=== What is expected ===
Word for word, repeat each of the records below.

[Website and app data records]

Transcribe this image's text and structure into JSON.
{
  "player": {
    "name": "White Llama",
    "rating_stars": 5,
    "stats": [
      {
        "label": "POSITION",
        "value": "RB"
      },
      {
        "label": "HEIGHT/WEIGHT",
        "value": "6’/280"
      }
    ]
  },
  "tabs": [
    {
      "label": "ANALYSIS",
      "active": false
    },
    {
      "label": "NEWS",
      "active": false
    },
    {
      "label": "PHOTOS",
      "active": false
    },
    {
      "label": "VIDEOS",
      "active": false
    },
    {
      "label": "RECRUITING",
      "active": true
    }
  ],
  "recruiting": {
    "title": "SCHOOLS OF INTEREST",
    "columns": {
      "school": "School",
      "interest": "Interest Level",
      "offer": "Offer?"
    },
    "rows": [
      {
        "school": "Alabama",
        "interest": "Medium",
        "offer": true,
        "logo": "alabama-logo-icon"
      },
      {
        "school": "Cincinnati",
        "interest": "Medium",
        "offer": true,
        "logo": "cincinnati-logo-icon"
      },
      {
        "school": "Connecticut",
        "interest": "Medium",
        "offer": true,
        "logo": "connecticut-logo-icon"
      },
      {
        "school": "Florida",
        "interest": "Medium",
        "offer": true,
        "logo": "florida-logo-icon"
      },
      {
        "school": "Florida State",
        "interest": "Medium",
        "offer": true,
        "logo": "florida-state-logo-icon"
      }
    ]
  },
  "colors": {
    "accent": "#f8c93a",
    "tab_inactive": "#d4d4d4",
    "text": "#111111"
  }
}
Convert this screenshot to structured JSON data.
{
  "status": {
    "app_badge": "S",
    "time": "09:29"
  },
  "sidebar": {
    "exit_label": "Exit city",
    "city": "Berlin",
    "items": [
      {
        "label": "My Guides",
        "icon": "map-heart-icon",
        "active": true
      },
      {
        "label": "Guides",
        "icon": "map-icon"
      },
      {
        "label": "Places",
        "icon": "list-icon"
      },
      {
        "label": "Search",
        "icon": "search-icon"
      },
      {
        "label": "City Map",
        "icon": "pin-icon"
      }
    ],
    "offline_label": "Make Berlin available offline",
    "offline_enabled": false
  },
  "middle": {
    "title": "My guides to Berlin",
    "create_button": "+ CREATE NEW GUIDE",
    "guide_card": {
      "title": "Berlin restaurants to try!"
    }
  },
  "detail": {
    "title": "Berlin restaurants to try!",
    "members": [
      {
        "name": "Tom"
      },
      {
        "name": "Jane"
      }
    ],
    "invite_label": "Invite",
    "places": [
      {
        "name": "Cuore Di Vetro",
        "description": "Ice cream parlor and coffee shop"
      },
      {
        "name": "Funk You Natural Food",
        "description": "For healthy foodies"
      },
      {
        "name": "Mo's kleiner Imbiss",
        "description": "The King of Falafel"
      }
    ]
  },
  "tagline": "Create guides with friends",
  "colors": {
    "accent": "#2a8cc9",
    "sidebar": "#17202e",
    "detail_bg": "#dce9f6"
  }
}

=== Exercise result ===
Transcribe this image's text and structure into JSON.
{
  "player": {
    "name": "White Llama",
    "rating_stars": 5,
    "stats": [
      {
        "label": "POSITION",
        "value": "RB"
      },
      {
        "label": "HEIGHT/WEIGHT",
        "value": "6’/280"
      }
    ]
  },
  "tabs": [
    {
      "label": "ANALYSIS",
      "active": false
    },
    {
      "label": "NEWS",
      "active": false
    },
    {
      "label": "PHOTOS",
      "active": false
    },
    {
      "label": "VIDEOS",
      "active": false
    },
    {
      "label": "RECRUITING",
      "active": true
    }
  ],
  "recruiting": {
    "title": "SCHOOLS OF INTEREST",
    "columns": {
      "school": "School",
      "interest": "Interest Level",
      "offer": "Offer?"
    },
    "rows": [
      {
        "school": "Alabama",
        "interest": "Medium",
        "offer": true,
        "logo": "alabama-logo-icon"
      },
      {
        "school": "Cincinnati",
        "interest": "Medium",
        "offer": true,
        "logo": "cincinnati-logo-icon"
      },
      {
        "school": "Connecticut",
        "interest": "Medium",
        "offer": true,
        "logo": "connecticut-logo-icon"
      },
      {
        "school": "Florida",
        "interest": "Medium",
        "offer": true,
        "logo": "florida-logo-icon"
      },
      {
        "school": "Florida State",
        "interest": "Medium",
        "offer": true,
        "logo": "florida-state-logo-icon"
      }
    ]
  },
  "colors": {
    "accent": "#f8c93a",
    "tab_inactive": "#d4d4d4",
    "text": "#111111"
  }
}
Convert this screenshot to structured JSON data.
{
  "status": {
    "app_badge": "S",
    "time": "09:29"
  },
  "sidebar": {
    "exit_label": "Exit city",
    "city": "Berlin",
    "items": [
      {
        "label": "My Guides",
        "icon": "map-heart-icon",
        "active": true
      },
      {
        "label": "Guides",
        "icon": "map-icon"
      },
      {
        "label": "Places",
        "icon": "list-icon"
      },
      {
        "label": "Search",
        "icon": "search-icon"
      },
      {
        "label": "City Map",
        "icon": "pin-icon"
      }
    ],
    "offline_label": "Make Berlin available offline",
    "offline_enabled": false
  },
  "middle": {
    "title": "My guides to Berlin",
    "create_button": "+ CREATE NEW GUIDE",
    "guide_card": {
      "title": "Berlin restaurants to try!"
    }
  },
  "detail": {
    "title": "Berlin restaurants to try!",
    "members": [
      {
        "name": "Tom"
      },
      {
        "name": "Jane"
      }
    ],
    "invite_label": "Invite",
    "places": [
      {
        "name": "Cuore Di Vetro",
        "description": "Ice cream parlor and coffee shop"
      },
      {
        "name": "Funk You Natural Food",
        "description": "For healthy foodies"
      },
      {
        "name": "Mo's kleiner Imbiss",
        "description": "The King of Falafel"
      }
    ]
  },
  "tagline": "Create guides with friends",
  "colors": {
    "accent": "#2a8cc9",
    "sidebar": "#17202e",
    "detail_bg": "#dce9f6"
  }
}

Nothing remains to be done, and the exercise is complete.